For the audio testing I went into a number of different types of games from action, shooters, horror, visual novels and rhythm games to get a full feeling on what they offer.

I found with the rhythm games the bass frequencies were beefy, but never came across as muddy, which is made possible by the dynamic driver that is offered in the Kimura Duo’s. They handle both the mids and highs to a good level as well, especially for the price point of the product.

The overall gaming element the audio is handled very well, and shines when it comes to the positioning audio. In most gaming these days handling the positioning is essential to give the true experience, which is especially useful in online shooters and horror games – and the Kimura really delivers in this area.

Testing with Virtual Reality

I did some testing on the product using them with a number of VR headsets, to see how they would work for a use case with Virtual Reality. As aforementioned I have been using Antlion’s ModMic Wireless for the wireless capabilities for some time now – and many other VR users vouch for this microphone. So it was certainly interesting to get down to testing a different Antlion microphone with the benefits of having a audio solution with it.

One issue I found when testing with VR was there seemed to be a bit of cable feedback noise when moving around in more active games – however this was solved with getting the cable placed correctly with the shirt clip to keep it more stable.


When it comes to PCVR, as you can select an audio input source you can get the full use of the Kimura Duo. Now, one thing I think is worth mentioning for this part is, I only use wired VR for PCVR, so when testing it with the Meta Quest 2 on PC this was done with a link-cable and not via Virtual Desktop.

With this in mind as there is already a wire, I do use wired headphones from the PC and trace the headphone wire along the HMD cable – so I am personally used to having a wire from the PC for the audio.

As with the general gaming aspect the audio was great for PCVR, and the pinpoint 3D audio really adds to what is already and immersive medium for consuming games and content. I tested the microphone in social applications and everyone said it was clear and understandable, with no issues with the volume or performance of the microphone

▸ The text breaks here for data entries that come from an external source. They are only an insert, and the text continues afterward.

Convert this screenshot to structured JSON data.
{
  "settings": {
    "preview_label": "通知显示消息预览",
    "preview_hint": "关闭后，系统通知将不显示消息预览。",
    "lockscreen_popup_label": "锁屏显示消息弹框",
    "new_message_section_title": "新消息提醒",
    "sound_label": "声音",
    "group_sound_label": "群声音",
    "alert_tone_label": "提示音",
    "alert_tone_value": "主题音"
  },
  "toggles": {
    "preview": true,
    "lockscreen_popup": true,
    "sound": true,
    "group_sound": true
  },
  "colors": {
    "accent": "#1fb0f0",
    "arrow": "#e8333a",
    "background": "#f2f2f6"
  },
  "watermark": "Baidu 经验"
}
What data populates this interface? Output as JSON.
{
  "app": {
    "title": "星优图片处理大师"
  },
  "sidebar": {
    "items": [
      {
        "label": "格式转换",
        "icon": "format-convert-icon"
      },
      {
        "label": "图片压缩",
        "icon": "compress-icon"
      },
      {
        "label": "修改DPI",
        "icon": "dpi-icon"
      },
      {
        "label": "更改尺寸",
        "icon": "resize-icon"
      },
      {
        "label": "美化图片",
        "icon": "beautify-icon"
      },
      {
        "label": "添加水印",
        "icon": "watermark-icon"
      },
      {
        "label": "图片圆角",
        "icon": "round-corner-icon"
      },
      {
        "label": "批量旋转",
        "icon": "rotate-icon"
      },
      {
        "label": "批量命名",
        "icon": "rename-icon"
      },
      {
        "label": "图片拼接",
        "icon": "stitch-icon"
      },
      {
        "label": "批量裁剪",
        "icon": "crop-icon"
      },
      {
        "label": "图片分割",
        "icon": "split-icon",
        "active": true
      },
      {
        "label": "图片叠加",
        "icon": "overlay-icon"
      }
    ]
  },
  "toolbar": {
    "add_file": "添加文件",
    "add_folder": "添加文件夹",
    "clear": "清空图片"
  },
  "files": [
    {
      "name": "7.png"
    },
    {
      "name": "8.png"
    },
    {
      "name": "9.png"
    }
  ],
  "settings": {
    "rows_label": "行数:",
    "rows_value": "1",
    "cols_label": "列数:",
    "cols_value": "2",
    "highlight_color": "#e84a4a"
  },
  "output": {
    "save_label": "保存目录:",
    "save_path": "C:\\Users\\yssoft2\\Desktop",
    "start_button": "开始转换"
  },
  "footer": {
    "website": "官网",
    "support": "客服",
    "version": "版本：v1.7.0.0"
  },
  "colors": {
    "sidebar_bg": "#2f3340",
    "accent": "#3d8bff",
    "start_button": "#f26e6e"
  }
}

PlayStation VR and Meta Quest 2 (standalone)

Now two of the other headsets I tested in the PlayStation VR and Meta Quest 2 (standalone) it does not allow the use of the microphone despite the use of the Y-adapter, as these only offer support for the microphones built into the HMD’s. With both of these HMD’s I really found that the clarity offered by the IEM’s vastly improved the audio experience and supported the 3D-audio that makes VR so immersive.

I am not sure if the PlayStation VR 2 will allow for the use of an external microphone with their latest HMD, but I will find out soon.


For the purposes of transparency, this review was created using a sample provided by the company or their respective PR company. The use of a review sample does not affect my judgement of the product.


The Kimura Duo is a fantastic solution for those who want IEM’s with a microphone or to add a microphone to their current IEM’s. If you are looking for a comfortable pair of in-ear headphones for any sort of gaming, that handle all elements of the audio to an impressive standard these could be perfect for you – as I have been impressed with the dynamic driver used and the positional audio. However, if you are looking a microphone solution for streaming, if you are not wanting to research how to enhance the microphone quality in streaming software like OBS then this might not be the right option for you.

Related Articles

Stride: Fates Review

Home Reviews PCVR Games Meta Quest Games PlayStation VR Games Hardware/Peripherals Downloadable...

Zombie Bar Simulator Review

Home Reviews PCVR Games Meta Quest Games PlayStation VR Games Hardware/Peripherals Downloadable...

Mannequin Review

Home Reviews PCVR Games Meta Quest Games PlayStation VR Games Hardware/Peripherals Downloadable...

ZyberVR Quest 3 Elite Battery Head Strap Review

Home Reviews PCVR Games Meta Quest Games PlayStation VR Games Hardware/Peripherals Downloadable...